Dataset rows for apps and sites

##########

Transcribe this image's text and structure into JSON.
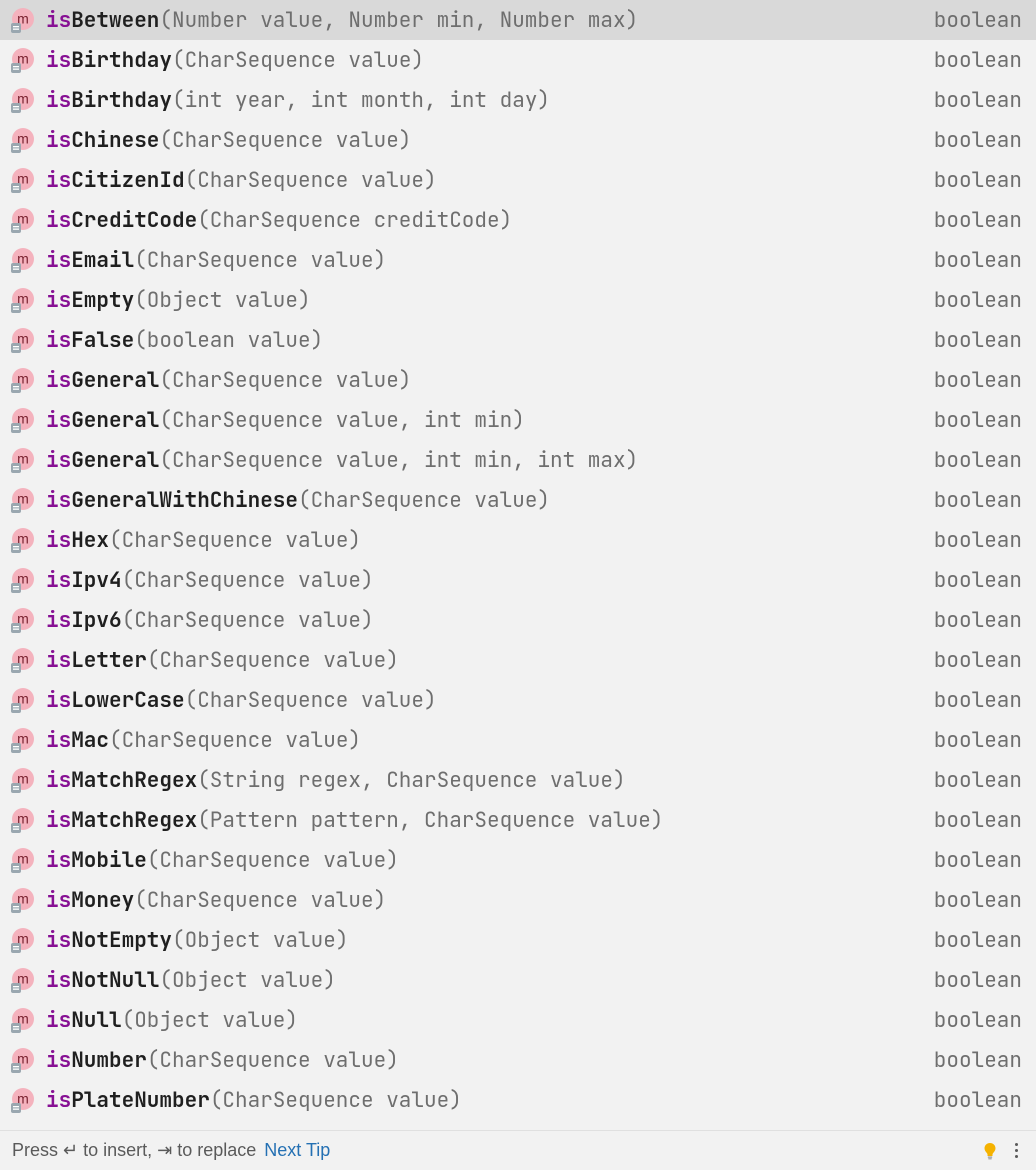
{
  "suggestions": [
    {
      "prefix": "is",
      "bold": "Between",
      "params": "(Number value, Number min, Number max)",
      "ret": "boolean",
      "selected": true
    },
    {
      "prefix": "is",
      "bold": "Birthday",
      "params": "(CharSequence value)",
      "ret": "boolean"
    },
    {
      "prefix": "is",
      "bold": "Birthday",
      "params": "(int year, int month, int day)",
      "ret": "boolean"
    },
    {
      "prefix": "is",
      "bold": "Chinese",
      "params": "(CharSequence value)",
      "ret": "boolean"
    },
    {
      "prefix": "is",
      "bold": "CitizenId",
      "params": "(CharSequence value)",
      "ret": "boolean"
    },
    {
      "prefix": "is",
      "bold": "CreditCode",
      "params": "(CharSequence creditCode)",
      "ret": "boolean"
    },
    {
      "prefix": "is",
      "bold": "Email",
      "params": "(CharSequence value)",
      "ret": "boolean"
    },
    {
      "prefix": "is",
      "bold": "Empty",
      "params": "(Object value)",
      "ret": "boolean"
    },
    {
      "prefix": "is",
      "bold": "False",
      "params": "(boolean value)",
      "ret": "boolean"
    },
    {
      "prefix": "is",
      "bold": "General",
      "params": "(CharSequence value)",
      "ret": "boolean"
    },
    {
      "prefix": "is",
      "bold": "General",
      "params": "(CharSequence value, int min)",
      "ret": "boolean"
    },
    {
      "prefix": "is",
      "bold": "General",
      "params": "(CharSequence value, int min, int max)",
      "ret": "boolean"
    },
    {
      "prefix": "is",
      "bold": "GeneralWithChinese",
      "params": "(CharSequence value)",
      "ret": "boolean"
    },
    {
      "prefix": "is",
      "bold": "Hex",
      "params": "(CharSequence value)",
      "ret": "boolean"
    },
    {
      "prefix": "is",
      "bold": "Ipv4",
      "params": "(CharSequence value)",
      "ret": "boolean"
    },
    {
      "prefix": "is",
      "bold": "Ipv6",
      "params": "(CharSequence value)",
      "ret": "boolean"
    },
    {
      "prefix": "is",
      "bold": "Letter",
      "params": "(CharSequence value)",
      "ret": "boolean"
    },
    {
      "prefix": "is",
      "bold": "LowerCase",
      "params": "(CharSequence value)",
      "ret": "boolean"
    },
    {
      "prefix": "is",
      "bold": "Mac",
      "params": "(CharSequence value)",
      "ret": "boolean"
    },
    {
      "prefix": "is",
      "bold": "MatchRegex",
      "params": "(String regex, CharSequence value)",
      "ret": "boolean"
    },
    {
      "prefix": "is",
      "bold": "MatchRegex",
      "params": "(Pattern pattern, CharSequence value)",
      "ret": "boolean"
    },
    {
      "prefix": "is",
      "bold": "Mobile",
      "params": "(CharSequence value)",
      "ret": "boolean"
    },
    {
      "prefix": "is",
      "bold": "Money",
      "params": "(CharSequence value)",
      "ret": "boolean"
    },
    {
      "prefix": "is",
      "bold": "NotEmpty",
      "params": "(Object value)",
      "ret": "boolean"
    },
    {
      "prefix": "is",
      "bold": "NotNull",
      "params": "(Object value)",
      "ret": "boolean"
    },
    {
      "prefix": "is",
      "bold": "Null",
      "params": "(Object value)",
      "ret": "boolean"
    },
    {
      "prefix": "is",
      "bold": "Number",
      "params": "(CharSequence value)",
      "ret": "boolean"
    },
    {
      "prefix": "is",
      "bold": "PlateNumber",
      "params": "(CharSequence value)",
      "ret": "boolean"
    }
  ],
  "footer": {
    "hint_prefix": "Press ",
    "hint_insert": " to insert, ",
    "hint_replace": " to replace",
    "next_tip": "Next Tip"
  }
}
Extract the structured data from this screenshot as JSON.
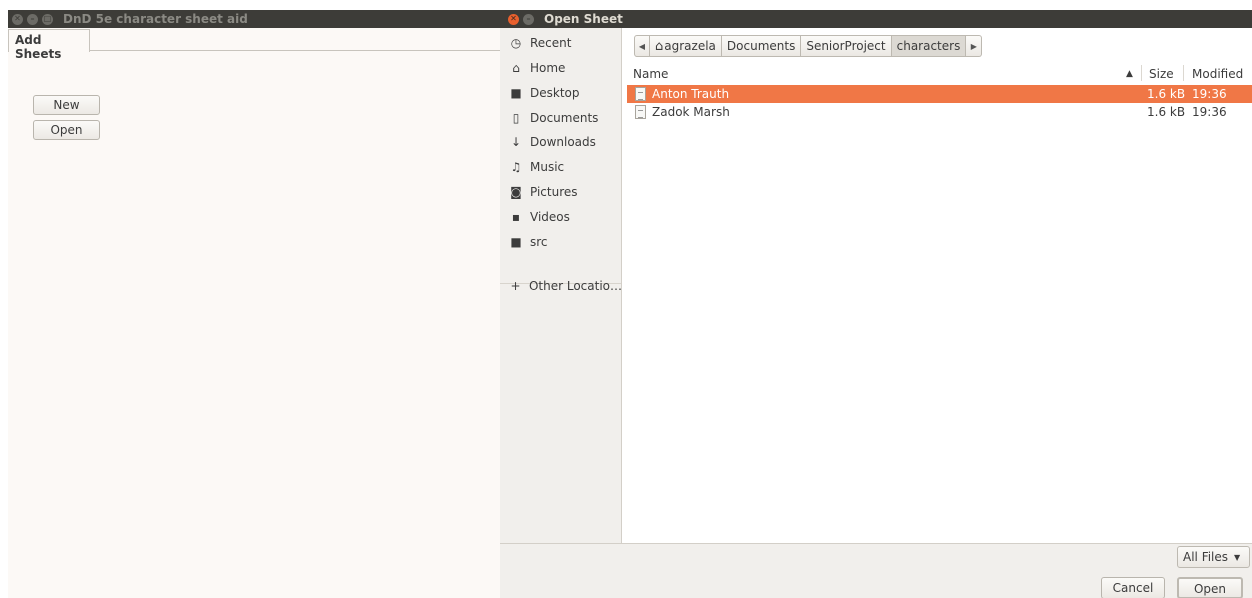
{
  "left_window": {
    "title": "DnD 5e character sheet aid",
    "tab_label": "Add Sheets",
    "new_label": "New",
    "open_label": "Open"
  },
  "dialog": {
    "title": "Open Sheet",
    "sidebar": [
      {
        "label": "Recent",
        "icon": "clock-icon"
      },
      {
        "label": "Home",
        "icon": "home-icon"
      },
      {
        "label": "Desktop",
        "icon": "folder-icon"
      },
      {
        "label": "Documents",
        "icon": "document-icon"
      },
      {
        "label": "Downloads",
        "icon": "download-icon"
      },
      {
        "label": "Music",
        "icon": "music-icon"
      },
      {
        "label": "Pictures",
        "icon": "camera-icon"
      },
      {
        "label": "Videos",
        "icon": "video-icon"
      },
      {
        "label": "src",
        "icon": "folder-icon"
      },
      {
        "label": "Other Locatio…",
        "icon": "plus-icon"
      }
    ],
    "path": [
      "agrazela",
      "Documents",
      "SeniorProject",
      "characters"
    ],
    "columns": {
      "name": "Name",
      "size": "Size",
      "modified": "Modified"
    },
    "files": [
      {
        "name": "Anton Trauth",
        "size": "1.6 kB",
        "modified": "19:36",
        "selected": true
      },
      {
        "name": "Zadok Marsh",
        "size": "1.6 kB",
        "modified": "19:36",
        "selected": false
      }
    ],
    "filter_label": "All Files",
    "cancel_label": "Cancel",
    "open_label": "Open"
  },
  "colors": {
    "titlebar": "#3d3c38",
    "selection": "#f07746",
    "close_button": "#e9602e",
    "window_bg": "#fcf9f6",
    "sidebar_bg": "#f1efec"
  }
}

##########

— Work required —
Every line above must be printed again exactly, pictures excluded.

— Response below —
Transcribe this image's text and structure into JSON.
{
  "suggestions": [
    {
      "prefix": "is",
      "bold": "Between",
      "params": "(Number value, Number min, Number max)",
      "ret": "boolean",
      "selected": true
    },
    {
      "prefix": "is",
      "bold": "Birthday",
      "params": "(CharSequence value)",
      "ret": "boolean"
    },
    {
      "prefix": "is",
      "bold": "Birthday",
      "params": "(int year, int month, int day)",
      "ret": "boolean"
    },
    {
      "prefix": "is",
      "bold": "Chinese",
      "params": "(CharSequence value)",
      "ret": "boolean"
    },
    {
      "prefix": "is",
      "bold": "CitizenId",
      "params": "(CharSequence value)",
      "ret": "boolean"
    },
    {
      "prefix": "is",
      "bold": "CreditCode",
      "params": "(CharSequence creditCode)",
      "ret": "boolean"
    },
    {
      "prefix": "is",
      "bold": "Email",
      "params": "(CharSequence value)",
      "ret": "boolean"
    },
    {
      "prefix": "is",
      "bold": "Empty",
      "params": "(Object value)",
      "ret": "boolean"
    },
    {
      "prefix": "is",
      "bold": "False",
      "params": "(boolean value)",
      "ret": "boolean"
    },
    {
      "prefix": "is",
      "bold": "General",
      "params": "(CharSequence value)",
      "ret": "boolean"
    },
    {
      "prefix": "is",
      "bold": "General",
      "params": "(CharSequence value, int min)",
      "ret": "boolean"
    },
    {
      "prefix": "is",
      "bold": "General",
      "params": "(CharSequence value, int min, int max)",
      "ret": "boolean"
    },
    {
      "prefix": "is",
      "bold": "GeneralWithChinese",
      "params": "(CharSequence value)",
      "ret": "boolean"
    },
    {
      "prefix": "is",
      "bold": "Hex",
      "params": "(CharSequence value)",
      "ret": "boolean"
    },
    {
      "prefix": "is",
      "bold": "Ipv4",
      "params": "(CharSequence value)",
      "ret": "boolean"
    },
    {
      "prefix": "is",
      "bold": "Ipv6",
      "params": "(CharSequence value)",
      "ret": "boolean"
    },
    {
      "prefix": "is",
      "bold": "Letter",
      "params": "(CharSequence value)",
      "ret": "boolean"
    },
    {
      "prefix": "is",
      "bold": "LowerCase",
      "params": "(CharSequence value)",
      "ret": "boolean"
    },
    {
      "prefix": "is",
      "bold": "Mac",
      "params": "(CharSequence value)",
      "ret": "boolean"
    },
    {
      "prefix": "is",
      "bold": "MatchRegex",
      "params": "(String regex, CharSequence value)",
      "ret": "boolean"
    },
    {
      "prefix": "is",
      "bold": "MatchRegex",
      "params": "(Pattern pattern, CharSequence value)",
      "ret": "boolean"
    },
    {
      "prefix": "is",
      "bold": "Mobile",
      "params": "(CharSequence value)",
      "ret": "boolean"
    },
    {
      "prefix": "is",
      "bold": "Money",
      "params": "(CharSequence value)",
      "ret": "boolean"
    },
    {
      "prefix": "is",
      "bold": "NotEmpty",
      "params": "(Object value)",
      "ret": "boolean"
    },
    {
      "prefix": "is",
      "bold": "NotNull",
      "params": "(Object value)",
      "ret": "boolean"
    },
    {
      "prefix": "is",
      "bold": "Null",
      "params": "(Object value)",
      "ret": "boolean"
    },
    {
      "prefix": "is",
      "bold": "Number",
      "params": "(CharSequence value)",
      "ret": "boolean"
    },
    {
      "prefix": "is",
      "bold": "PlateNumber",
      "params": "(CharSequence value)",
      "ret": "boolean"
    }
  ],
  "footer": {
    "hint_prefix": "Press ",
    "hint_insert": " to insert, ",
    "hint_replace": " to replace",
    "next_tip": "Next Tip"
  }
}
Extract the structured data from this screenshot as JSON.
{
  "left_window": {
    "title": "DnD 5e character sheet aid",
    "tab_label": "Add Sheets",
    "new_label": "New",
    "open_label": "Open"
  },
  "dialog": {
    "title": "Open Sheet",
    "sidebar": [
      {
        "label": "Recent",
        "icon": "clock-icon"
      },
      {
        "label": "Home",
        "icon": "home-icon"
      },
      {
        "label": "Desktop",
        "icon": "folder-icon"
      },
      {
        "label": "Documents",
        "icon": "document-icon"
      },
      {
        "label": "Downloads",
        "icon": "download-icon"
      },
      {
        "label": "Music",
        "icon": "music-icon"
      },
      {
        "label": "Pictures",
        "icon": "camera-icon"
      },
      {
        "label": "Videos",
        "icon": "video-icon"
      },
      {
        "label": "src",
        "icon": "folder-icon"
      },
      {
        "label": "Other Locatio…",
        "icon": "plus-icon"
      }
    ],
    "path": [
      "agrazela",
      "Documents",
      "SeniorProject",
      "characters"
    ],
    "columns": {
      "name": "Name",
      "size": "Size",
      "modified": "Modified"
    },
    "files": [
      {
        "name": "Anton Trauth",
        "size": "1.6 kB",
        "modified": "19:36",
        "selected": true
      },
      {
        "name": "Zadok Marsh",
        "size": "1.6 kB",
        "modified": "19:36",
        "selected": false
      }
    ],
    "filter_label": "All Files",
    "cancel_label": "Cancel",
    "open_label": "Open"
  },
  "colors": {
    "titlebar": "#3d3c38",
    "selection": "#f07746",
    "close_button": "#e9602e",
    "window_bg": "#fcf9f6",
    "sidebar_bg": "#f1efec"
  }
}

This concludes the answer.